Gastropods of the genera Helicella and Cernutella, known as hosts of the trematoes causing dicrocoeliosis in ruminants (Otranto and Traversa 2002), are found in this area and may also potentially act as intermediate hosts for M. polonicum. Unfortunately, no studies have been carried out on the competence of gastropod populations of Central Italy as hosts of M. polonicum.
Diffusion of M. polonicum in these geographic areas could be linked to similar drivers at the basis of the epidemiologic changes occurring for other parasites, including some emergent metastrongyloid nematodes of pets and wildlife animals (Di Cesare et al. 2013).
It is interesting to note that the Eurasian Blackbird does not represent the typical definitive avian host for M. polonicum. However, compared to other passerine birds, such as Blue-crowned Laughingthrush (Garrulax courtoisi), Blackbirds seem to show a greater intensity of infestation and much-more severe effects, suggesting a possible higher susceptibility (Machalska 1980; Delaski et al. 2015; Galosi et al. 2019; Sitko and Heneberg 2020). The small body size of Blackbirds and the associated high risk of tracheal and bronchiolar obstruction by massive infections of cestode, nematode, and acanthocephalan species (Galosi et al. 2019), as well as local inflammatory reaction, might increase the pathogenic effect of M. polonicum in this species.
Regarding local prevalence of this condition, 16 Eurasian Blackbirds were examined in our laboratories from November 2018 to November 2020, with only these two cases of AST being detected (12.5%).
Lesions related to AST caused by M. polonicum have been occasionally reported in the literature (Delaski et al. 2015; Galosi et al. 2019). The pathologic findings we report confirm granulomatous airsacculitis as the primary expression of the severe respiratory clinical form associated with M. polonicum (Galosi et al. 2019). Additionally, for the first time, airsacculitis was observed in association with heterophilic interstitial pneumonia and multiple granulomas around degenerated trematodes in air sacs and other organs. In contrast to previous reports (e.g., Delaski et al. 2015), no signs of airway obstruction were identified in our cases. The severe thickening of the air sacs and the pulmonary interstitium extension due to edema, fibrin deposition, and inflammatory cells infiltration, as well as the presence of numerous trematodes in the lumen of the air sacs, might be considered, in our cases, the most relevant cause of the respiratory failure and consequent death, as seen in one Blackbird, or making the animal less responsive and more prone to predation, as seen in the second case.
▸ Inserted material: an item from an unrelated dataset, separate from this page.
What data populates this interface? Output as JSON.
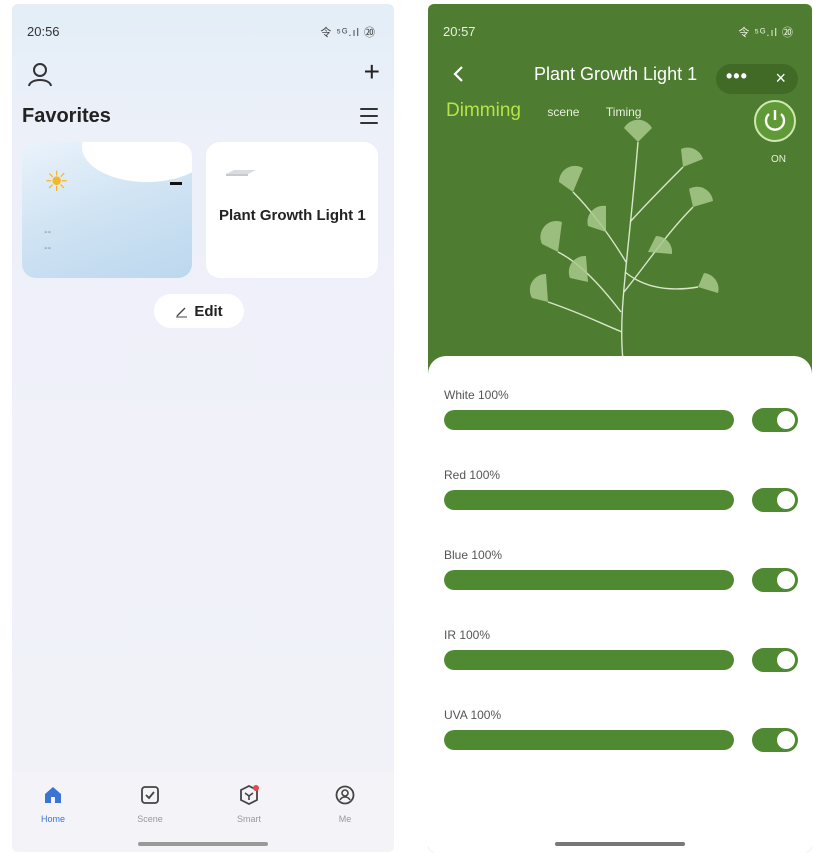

Based on our results and on previously published findings (Galosi et al. 2019), severe health implications for Eurasian Blackbirds caused by M. polonicum infection should be considered in Italy and in other European or Mediterranean Countries.
Supplementary material for this article is online at http://dx.doi.org/10.7589/JWD-D-20-00163.